Zorro, the masked deliverer of Indians of Spanish-ruled California, is about to be hanged when General Palma is declared governor of Santa Cruz. Palma is to replace the tyrannical commandante, Sebastian Golle, who has been pilfering King Charles' tax money and terrorizing the natives. With the help of the Indians, Zorro escapes and, posing as Don Diego Vega, a gentleman pauper from Mexico, offers his services to Palma and his lovely daughter Isabella. Palma, however, refuses Diego and unwittingly sends him out as bait for Zorro. But as Palma chases the elusive hero, he is killed by a bandit who leaves Zorro's "Z" mark on his dead body. After Isabella is made governor, Golle plans to marry her and receive Santa Cruz as her dowery, and Diego agrees to do his wooing for him. Golle, meanwhile, has been taxing the Indians beyond their means and enslaving the sons of those who cannot pay. When Golle's soldiers herd the slaves into the public square, their mothers cry for Zorro to deliver them. Hoping to expose Golle's barbarism, Diego brings Isabella to the square, where she promises to free the slaves once information on Zorro's whereabouts is brought to her and offers a public bounty of two hundred pieces of gold for the outlaw. Zorro, however, steals the gold and buys the slaves' freedom himself. Then, on Isabella's birthday, Golle stages a burlesque bullfight in which a child is placed in the ring, hoping to lure Zorro out of hiding. When Isabella pleads with the foppish Diego to save the child, he fights the bull bravely and adeptly, revealing his true virility and love for Isabella. Seeing them kiss, Golle accuses Diego of betraying him, and Diego fends off Golle and his soldiers and escapes. When Zorro's mark is found on Golle's wounded body, Isabella finally realizes Diego is Zorro and escapes from Golle's clutches to capture him, still determined to avenge her father's murder. Golle captures them both, however, and fatally whips Isabella's female companion, planning to blame her death on Zorro. When Zorro finds the woman marred with the same backwards "Z" found on Palma, Isabella finally realizes it was Golle who killed her father. Just as Zorro is about to be hanged, the natives stage an uprising and help him defeat Golle. Zorro's loyal priest then blesses Isabella and Zorro, and the couple falls through the gallows box and kisses.

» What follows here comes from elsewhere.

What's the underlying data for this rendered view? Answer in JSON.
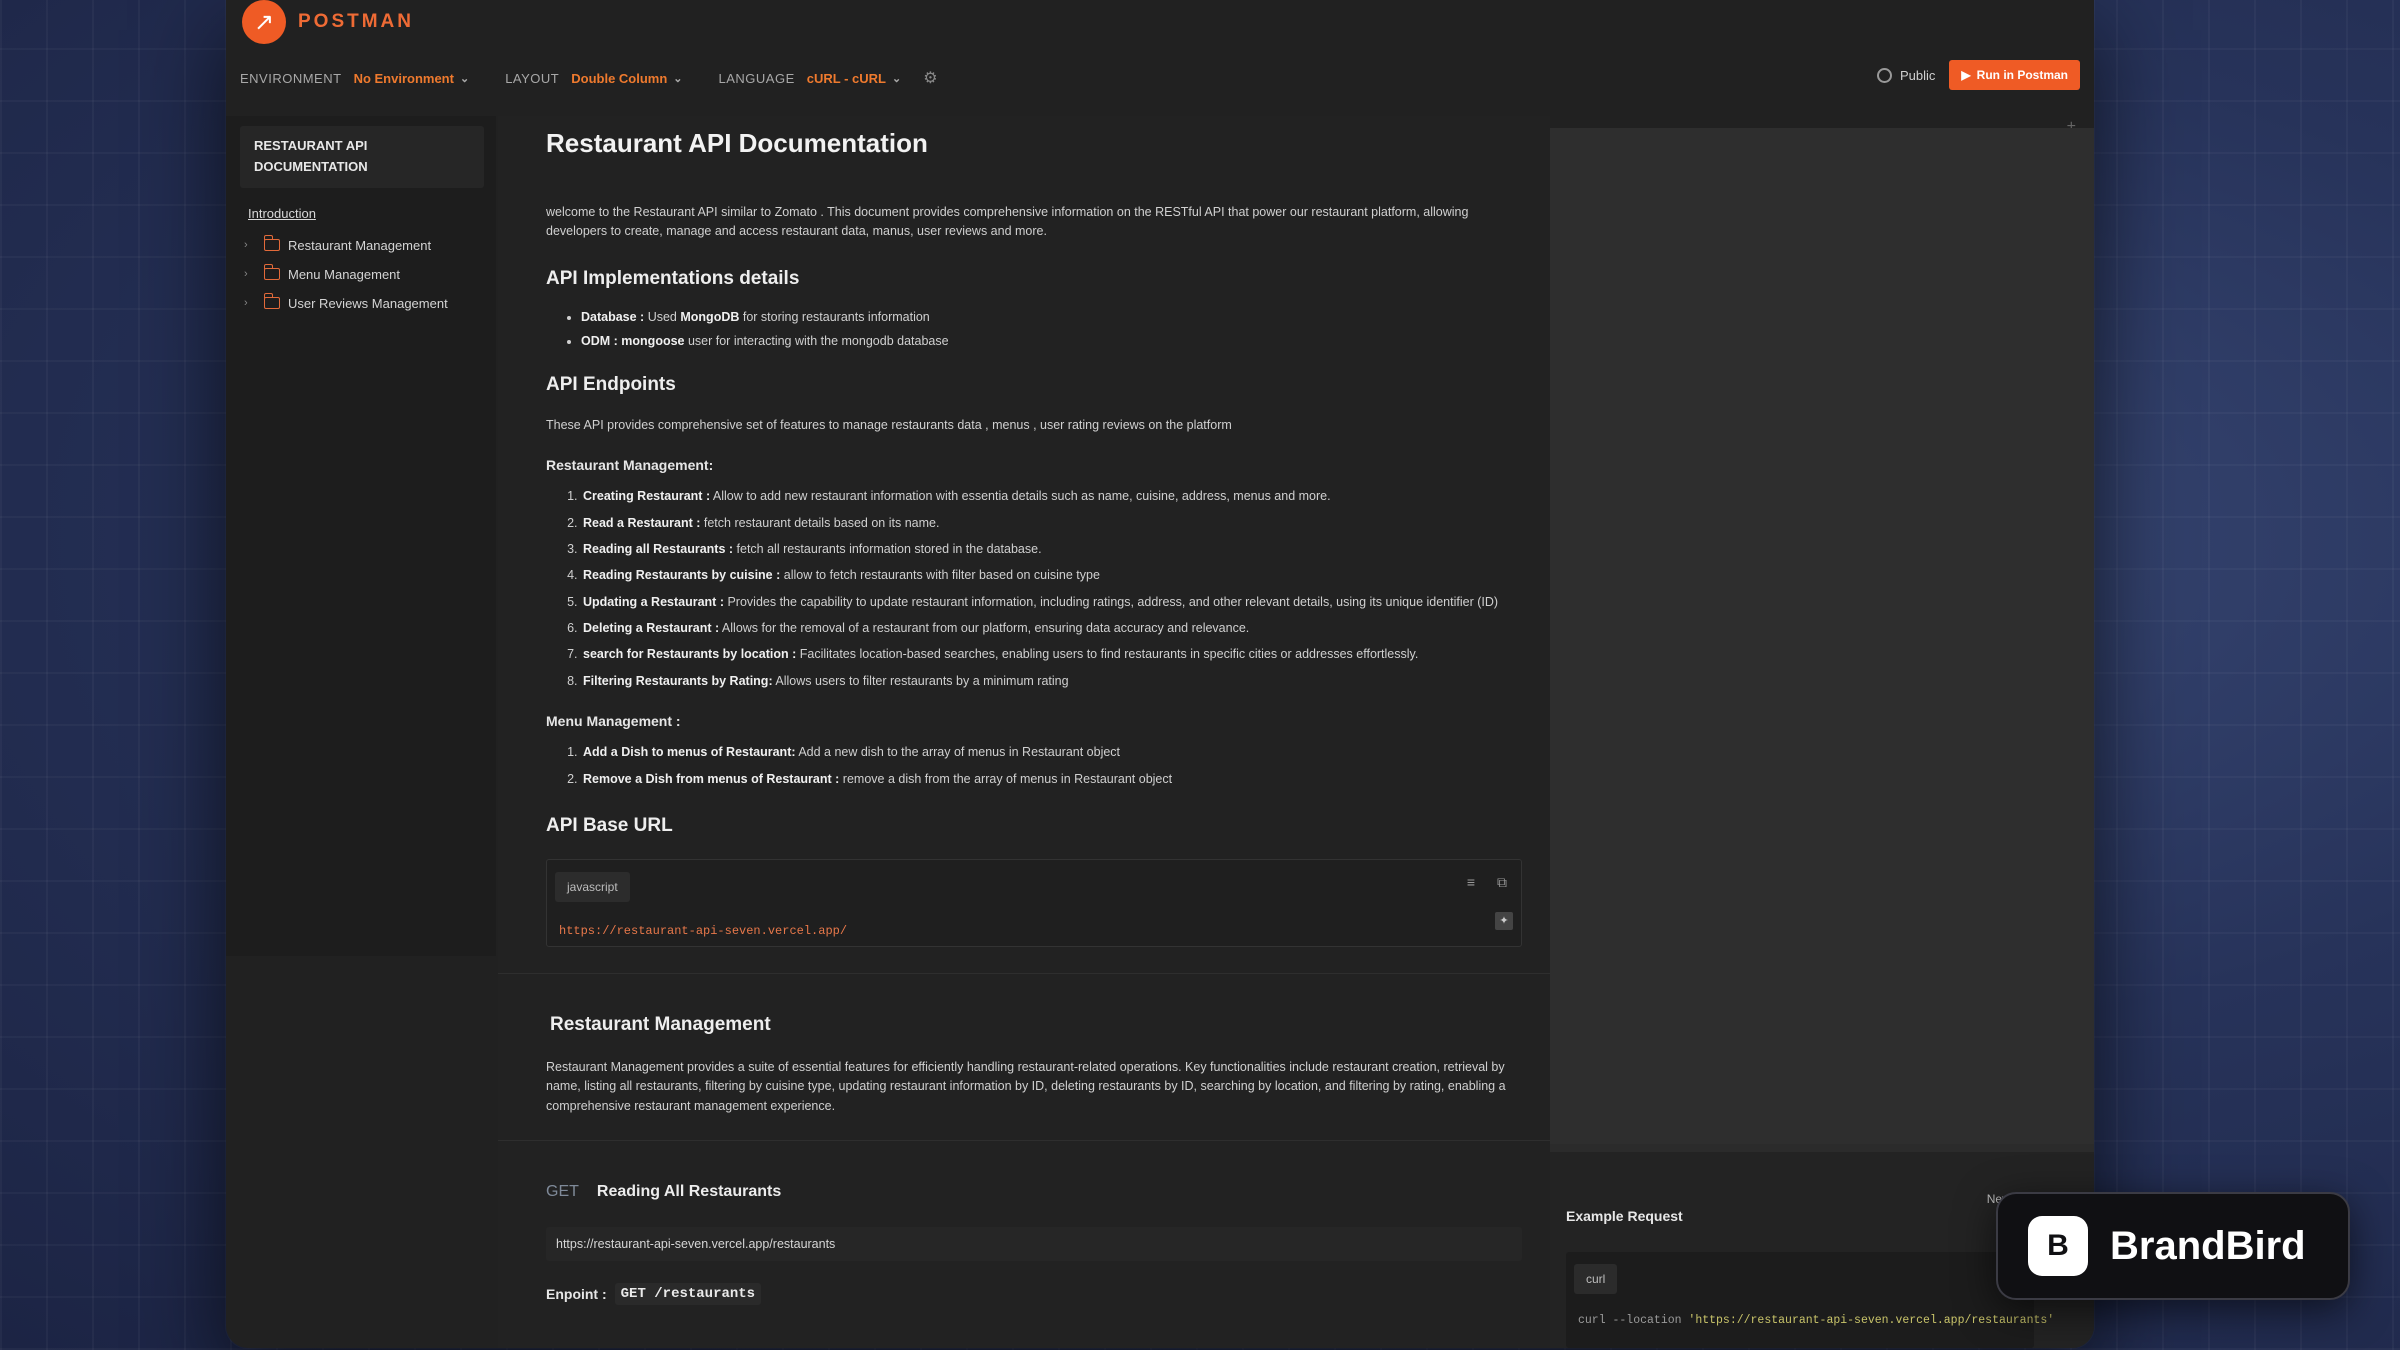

Carlos De Valdez
Albert E. Levoy
The working titles for this film were The Mask of Zorro and The Beloved Rogue. This film was based on Johnston McCulley's character of Zorro, which first appeared in McCulley's story "The Curse of Capistrano" in All-Story Weekly (9 August-6 September 1919). Although onscreen credits state "Idea by Johnston McCulley"-suggesting that he contributed only to the screen treatment-and credit Wells Root with an original screenplay, a modern source credits McCulley and Root as co-screenwriters. Another modern source says this film is based on McCulley's story "The Return of Zorro." The Bold Caballero was Republic's first all-color feature. The film was screened in Lincoln, NE, the week of March 8, 1937 at a length of 60 minutes, as compared to the original length of 71-72 minutes. "The Curse of Capistrano" was published in book form under the title The Mark of Zorro in 1924. Among adaptations of McCulley's story is the 1920 film The Mark of Zorro, which was produced by Douglas Fairbanks Picture Corp., directed by Fred Niblo, and starred Douglas Fairbanks (see below); for a list of other "Zorro" films consult that entry. In 1974, 20th Century-Fox Television produced a version of The Mark of Zorro, directed by Don McDougall and starring Frank Langella and Ricardo Montalban. Modern sources list the following additional cast members: John Merton, Jack Kirk, Vinegar Roan, George Plues, Henry Morris, Chief Thunder Cloud, Pascale Perry, Jack Roberts, William Emile, Gurdial Singh, Steve Clark, Herman Hack, Rube Dalroy, Bill Wolfe, Si Jenks, Harrison Greene, Jimmy Aubrey, Jack Rockwell, Artie Ortego, Dick Botiller, Wally West, Ed Phillips, Sherry Tansey, Henry Hall, Ben Corbett and Bud McClure.